There are a few kinds of fruit which can chemically tenderise meat. Papaya might be the best known. I think Kiwi is probably the most effective, half a kiwifruit can tenderise up to 5 pounds of beef. Pineapple is a mild tenderiser. Figs are even less potent as a tenderizer. Apparently pears have a tenderising enzyme, but I don't know which one. The enzymes responsible do not diffuse well in meat, and only tenderise the meat they diffuse into. If the cooking temperature doesn't get high enough, the enzyme may not be completely broken down, which can give you some surprises in the leftover department. Papaya can requires temperatures as high as 85C (185F) to neutralise it. Most of the chemical tenderisers also make use of acids, typically vinegar, but could be lemon juice (citric acid) or other food acids. Acids will denature proteins, which is part of the tenderising process. Alcohol (ethanol) will also denature proteins, but not as effectively as acids. Wine would be the typical marinade ingredient using alcohol.

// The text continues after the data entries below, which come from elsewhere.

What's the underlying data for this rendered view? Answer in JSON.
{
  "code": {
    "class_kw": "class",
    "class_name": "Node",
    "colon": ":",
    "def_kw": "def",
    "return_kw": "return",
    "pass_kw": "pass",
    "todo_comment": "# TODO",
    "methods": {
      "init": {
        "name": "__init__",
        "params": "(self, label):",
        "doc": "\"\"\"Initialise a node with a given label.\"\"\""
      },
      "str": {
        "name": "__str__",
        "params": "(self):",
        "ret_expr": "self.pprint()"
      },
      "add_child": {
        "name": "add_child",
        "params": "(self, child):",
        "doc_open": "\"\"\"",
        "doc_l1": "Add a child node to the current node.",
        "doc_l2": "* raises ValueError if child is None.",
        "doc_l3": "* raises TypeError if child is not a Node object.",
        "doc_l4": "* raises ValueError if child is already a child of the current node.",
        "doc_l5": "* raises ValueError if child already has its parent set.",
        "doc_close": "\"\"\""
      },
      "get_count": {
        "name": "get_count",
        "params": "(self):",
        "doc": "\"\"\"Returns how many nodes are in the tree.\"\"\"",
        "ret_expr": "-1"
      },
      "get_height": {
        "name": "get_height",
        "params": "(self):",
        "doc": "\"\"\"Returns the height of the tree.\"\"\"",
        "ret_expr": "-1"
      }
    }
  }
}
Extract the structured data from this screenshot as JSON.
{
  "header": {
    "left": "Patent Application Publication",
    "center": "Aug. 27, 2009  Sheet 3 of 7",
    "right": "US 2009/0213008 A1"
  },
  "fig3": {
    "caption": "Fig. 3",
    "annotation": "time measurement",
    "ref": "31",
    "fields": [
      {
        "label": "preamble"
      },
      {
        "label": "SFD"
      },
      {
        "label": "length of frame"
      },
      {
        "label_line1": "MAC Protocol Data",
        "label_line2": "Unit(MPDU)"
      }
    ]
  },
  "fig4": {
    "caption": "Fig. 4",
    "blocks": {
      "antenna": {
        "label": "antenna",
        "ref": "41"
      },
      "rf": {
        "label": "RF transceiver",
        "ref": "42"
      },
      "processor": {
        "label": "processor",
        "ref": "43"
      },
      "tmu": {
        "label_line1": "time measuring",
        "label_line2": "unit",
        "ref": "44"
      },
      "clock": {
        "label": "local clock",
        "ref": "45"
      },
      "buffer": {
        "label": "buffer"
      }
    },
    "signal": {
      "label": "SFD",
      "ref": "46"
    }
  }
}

Aging (especially dry again) can tenderise meat. However, keeping meat around for long periods of time uncovered requires clean conditions. And you lose meat, as the overdry outside "husk" gets cutoff before cooking. Aging is done at low temperatures, below 4C (40F) and above freezing. Meat freezes at a temperature slightly less than 0C (32F), but not a lot below 0C.

Cooking tough meats for a long time will tenderize them. Stews are a great way to make use of tough meat.

For those who are extremely adventurous, apparently the shock wave of an explosion will tenderise meat. This method needs to be used with care if you actually want to have some meat to cook. :-)

With almost all of these tenderising methods, we are perforating the meat. The meat must then be cooked to 74C (165F). Just say no to the idea of rare or medium cooked meat that has been tenderised. Acids will "cook" a food at room temperature, but I have no guidance as to how acids substitute for temperature in cooking food safety of meat.